Court holds that under Michigan law, governments are immune from claims of intentional, fraudulent conduct
The Drain Commissioner and other governmental units, including the Village of Goodrich, sued Genesee County after they discovered that it had accepted group health premium rebates and applied them to the County general budget, rather than using them to reduce premiums. Several smaller units of government had contracted with the County to administer their employees' health plans, and they argued that the County had defrauded them by misapplying the premium rebates.

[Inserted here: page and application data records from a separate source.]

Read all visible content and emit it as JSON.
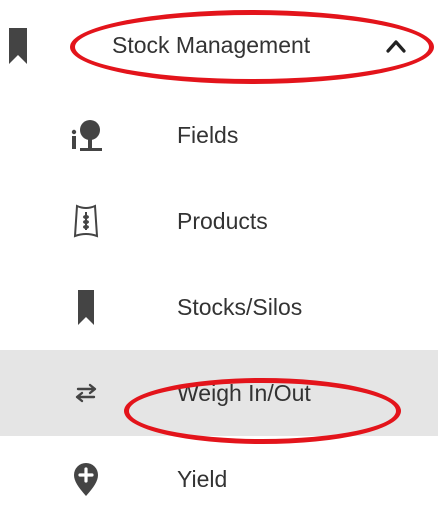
{
  "colors": {
    "icon": "#444444",
    "text": "#333333",
    "active_bg": "#e5e5e5",
    "annotation": "#e3141b"
  },
  "menu": {
    "header": {
      "label": "Stock Management",
      "icon": "bookmark-icon",
      "expanded": true
    },
    "items": [
      {
        "label": "Fields",
        "icon": "field-tree-icon",
        "active": false
      },
      {
        "label": "Products",
        "icon": "product-bag-icon",
        "active": false
      },
      {
        "label": "Stocks/Silos",
        "icon": "bookmark-icon",
        "active": false
      },
      {
        "label": "Weigh In/Out",
        "icon": "swap-arrows-icon",
        "active": true
      },
      {
        "label": "Yield",
        "icon": "map-pin-plus-icon",
        "active": false
      }
    ]
  }
}
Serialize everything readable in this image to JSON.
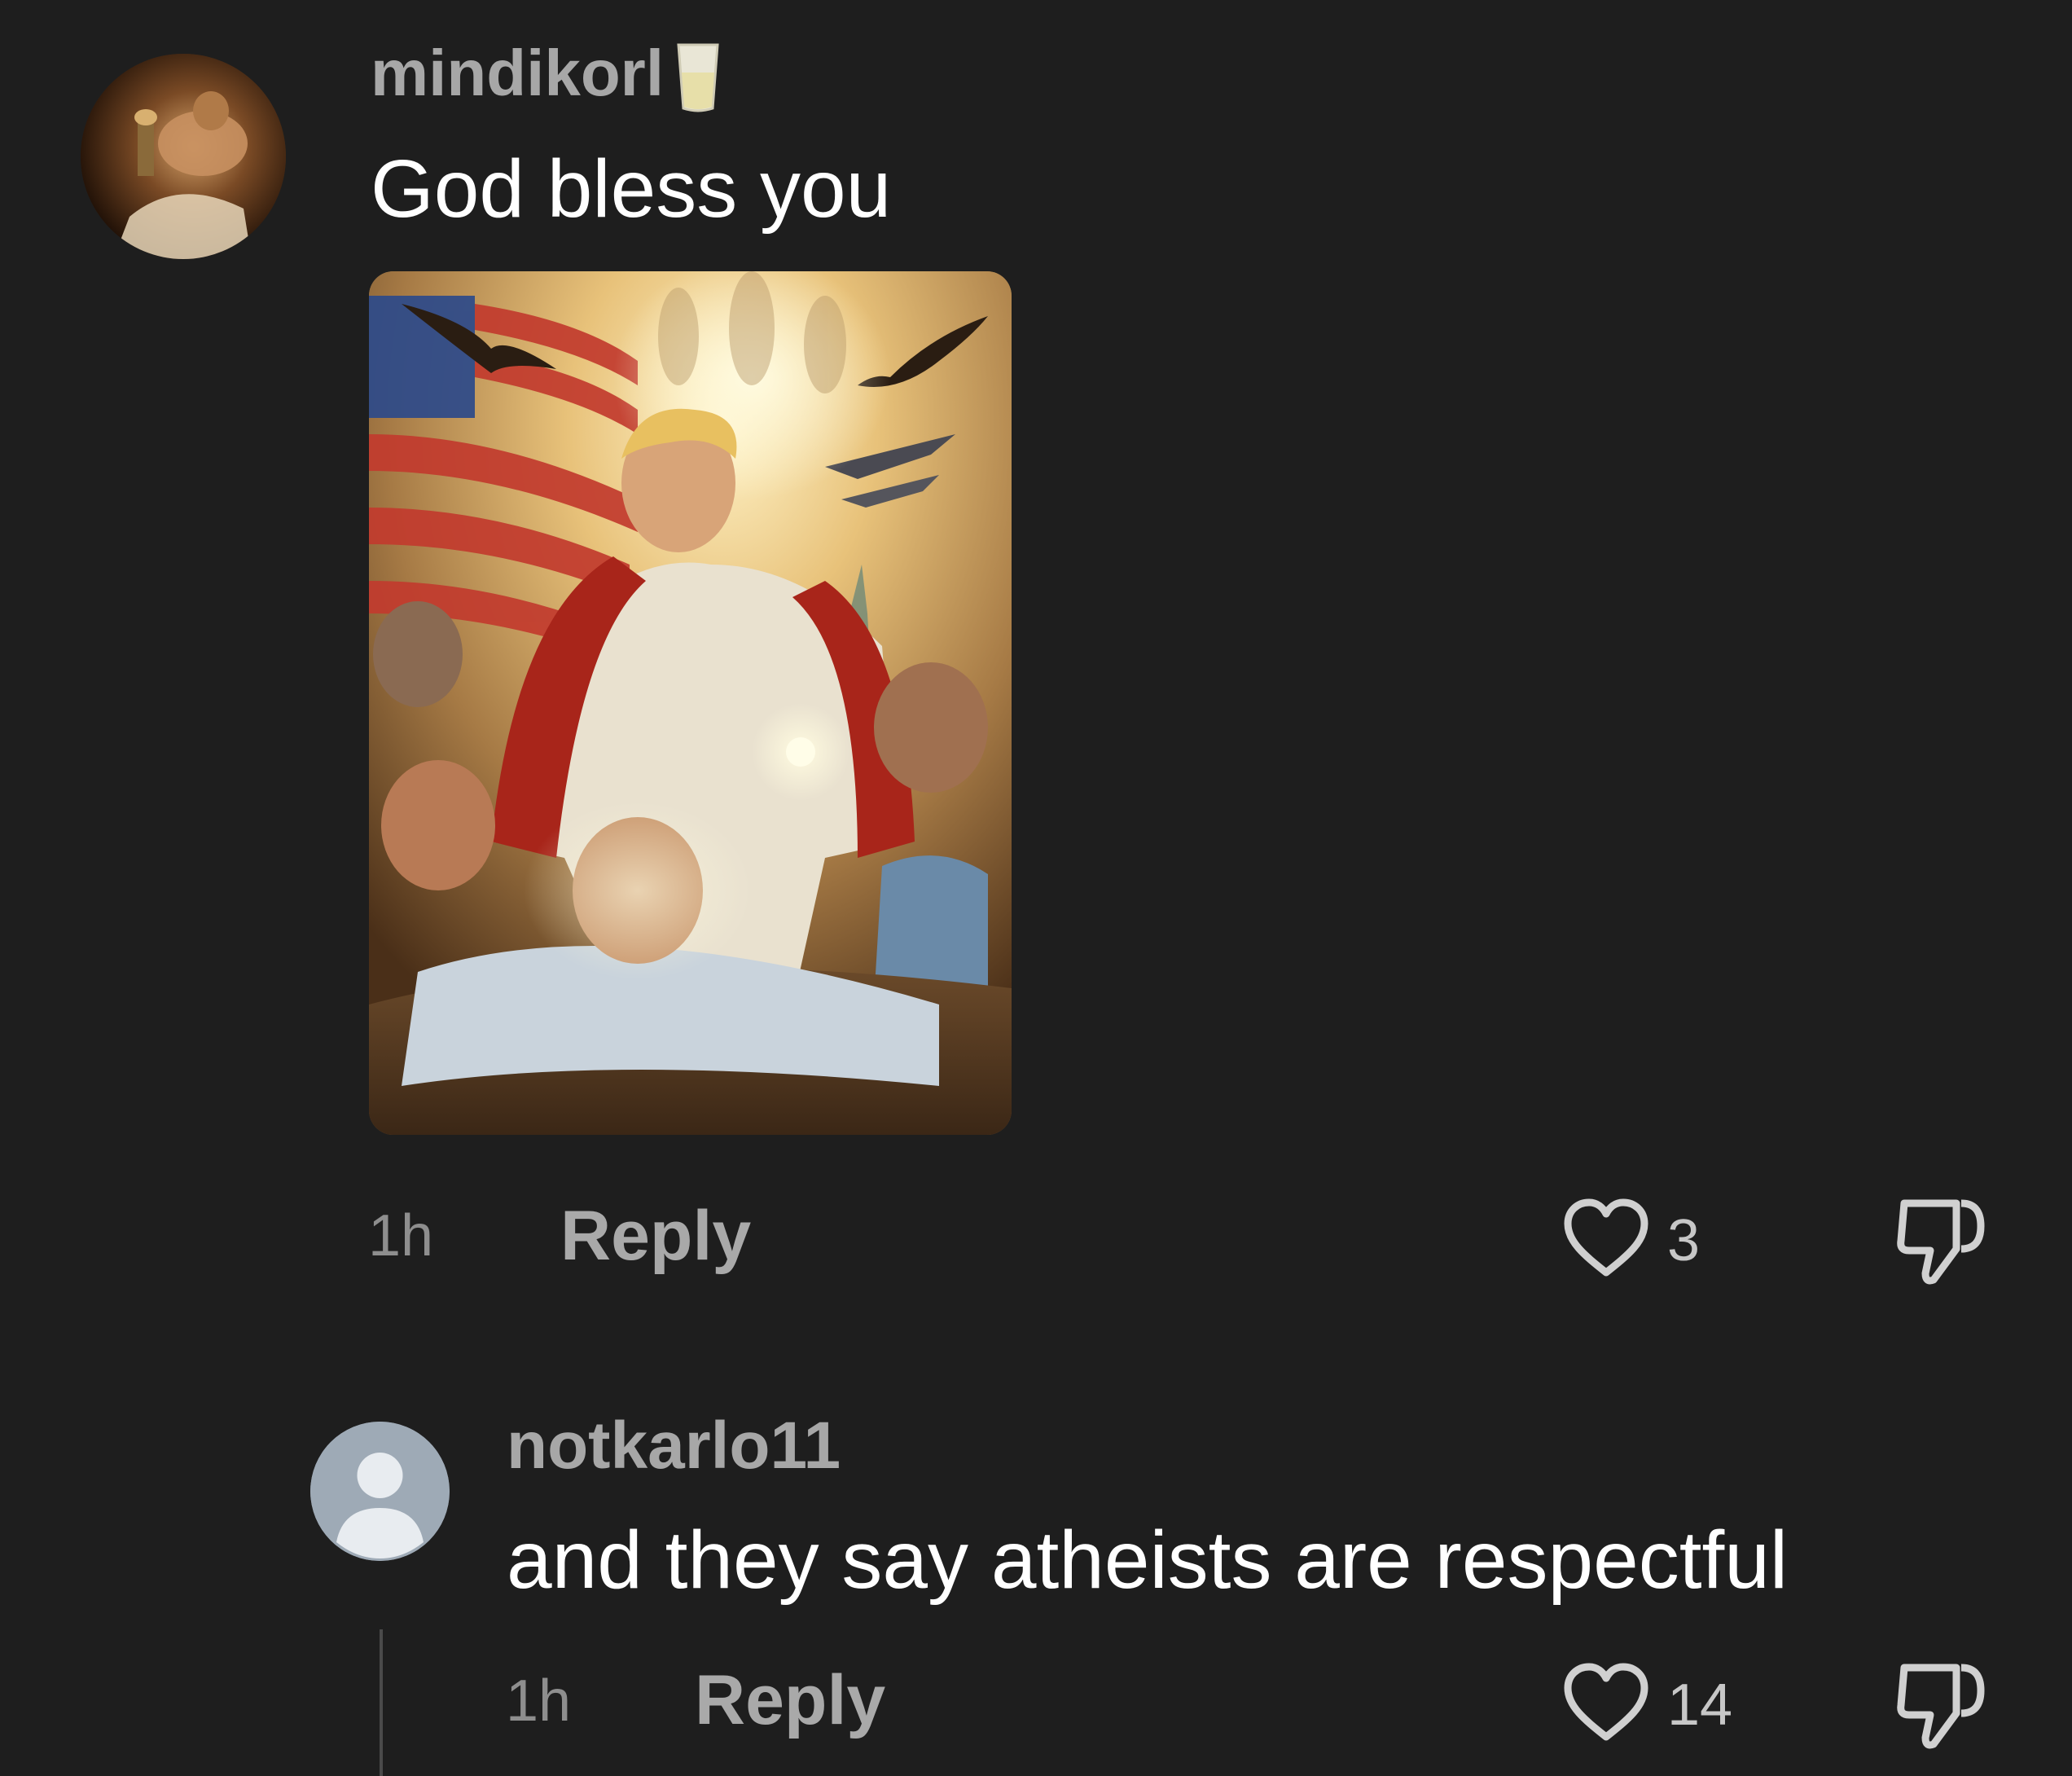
{
  "comments": [
    {
      "username": "mindikorl",
      "badge_icon": "cup-icon",
      "text": "God bless you",
      "has_image_attachment": true,
      "time": "1h",
      "reply_label": "Reply",
      "likes": "3"
    },
    {
      "username": "notkarlo11",
      "text": "and they say atheists are respectful",
      "time": "1h",
      "reply_label": "Reply",
      "likes": "14"
    }
  ],
  "colors": {
    "background": "#1e1e1e",
    "username": "#a7a7a7",
    "body_text": "#ffffff",
    "meta_text": "#8e8e8e",
    "icon_stroke": "#d0d0d0",
    "default_avatar": "#9eaab6"
  }
}
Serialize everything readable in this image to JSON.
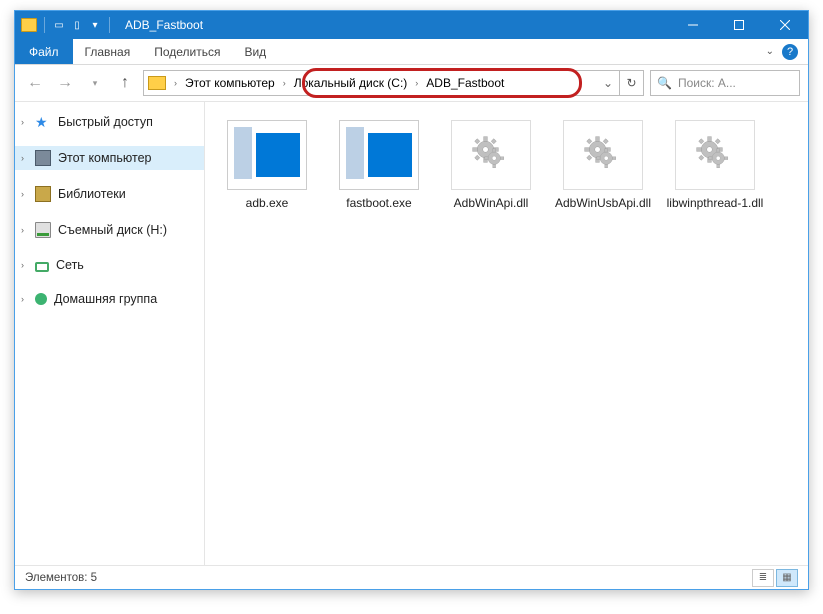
{
  "titlebar": {
    "title": "ADB_Fastboot"
  },
  "ribbon": {
    "file": "Файл",
    "tabs": [
      "Главная",
      "Поделиться",
      "Вид"
    ]
  },
  "address": {
    "segments": [
      "Этот компьютер",
      "Локальный диск (C:)",
      "ADB_Fastboot"
    ]
  },
  "search": {
    "placeholder": "Поиск: A..."
  },
  "sidebar": {
    "items": [
      {
        "label": "Быстрый доступ",
        "icon": "star",
        "expandable": true
      },
      {
        "label": "Этот компьютер",
        "icon": "pc",
        "expandable": true,
        "selected": true
      },
      {
        "label": "Библиотеки",
        "icon": "lib",
        "expandable": true
      },
      {
        "label": "Съемный диск (H:)",
        "icon": "drive",
        "expandable": true
      },
      {
        "label": "Сеть",
        "icon": "net",
        "expandable": true
      },
      {
        "label": "Домашняя группа",
        "icon": "home",
        "expandable": true
      }
    ]
  },
  "files": [
    {
      "name": "adb.exe",
      "type": "exe"
    },
    {
      "name": "fastboot.exe",
      "type": "exe"
    },
    {
      "name": "AdbWinApi.dll",
      "type": "dll"
    },
    {
      "name": "AdbWinUsbApi.dll",
      "type": "dll"
    },
    {
      "name": "libwinpthread-1.dll",
      "type": "dll"
    }
  ],
  "statusbar": {
    "items_label": "Элементов: 5"
  }
}
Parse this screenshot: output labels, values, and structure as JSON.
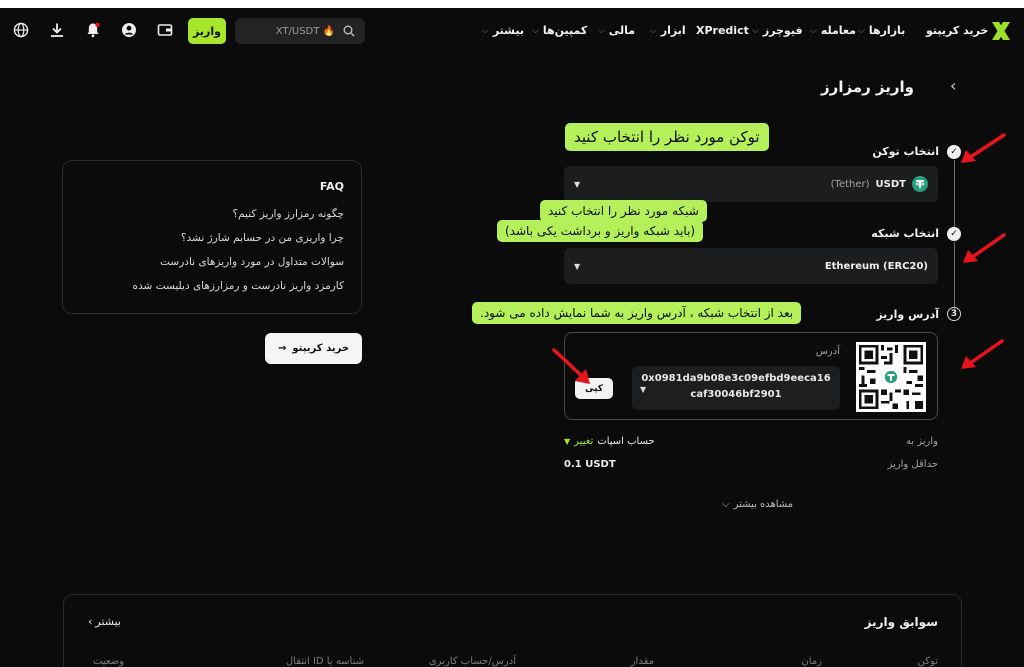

The Court of Appeals, speaking through arch-conservative activist Henry Saad, ruled that the County could get away with it, because Michigan doesn't allow intentional tort claims against a governmental unit or actor. The small governmental units had argued that tortious conduct "cannot be a governmental function," but Saad held that, indeed it can--even though the origin of governmental immunity was rooted in the "antiquated notion that the 'sovereign can do no wrong.' " Saad fears that taxpayers would pay too high a price if they had to make right the tortious behavior of governments: better, in his mind, if the victims bear that price. We wonder what he'd say if his family were the victim.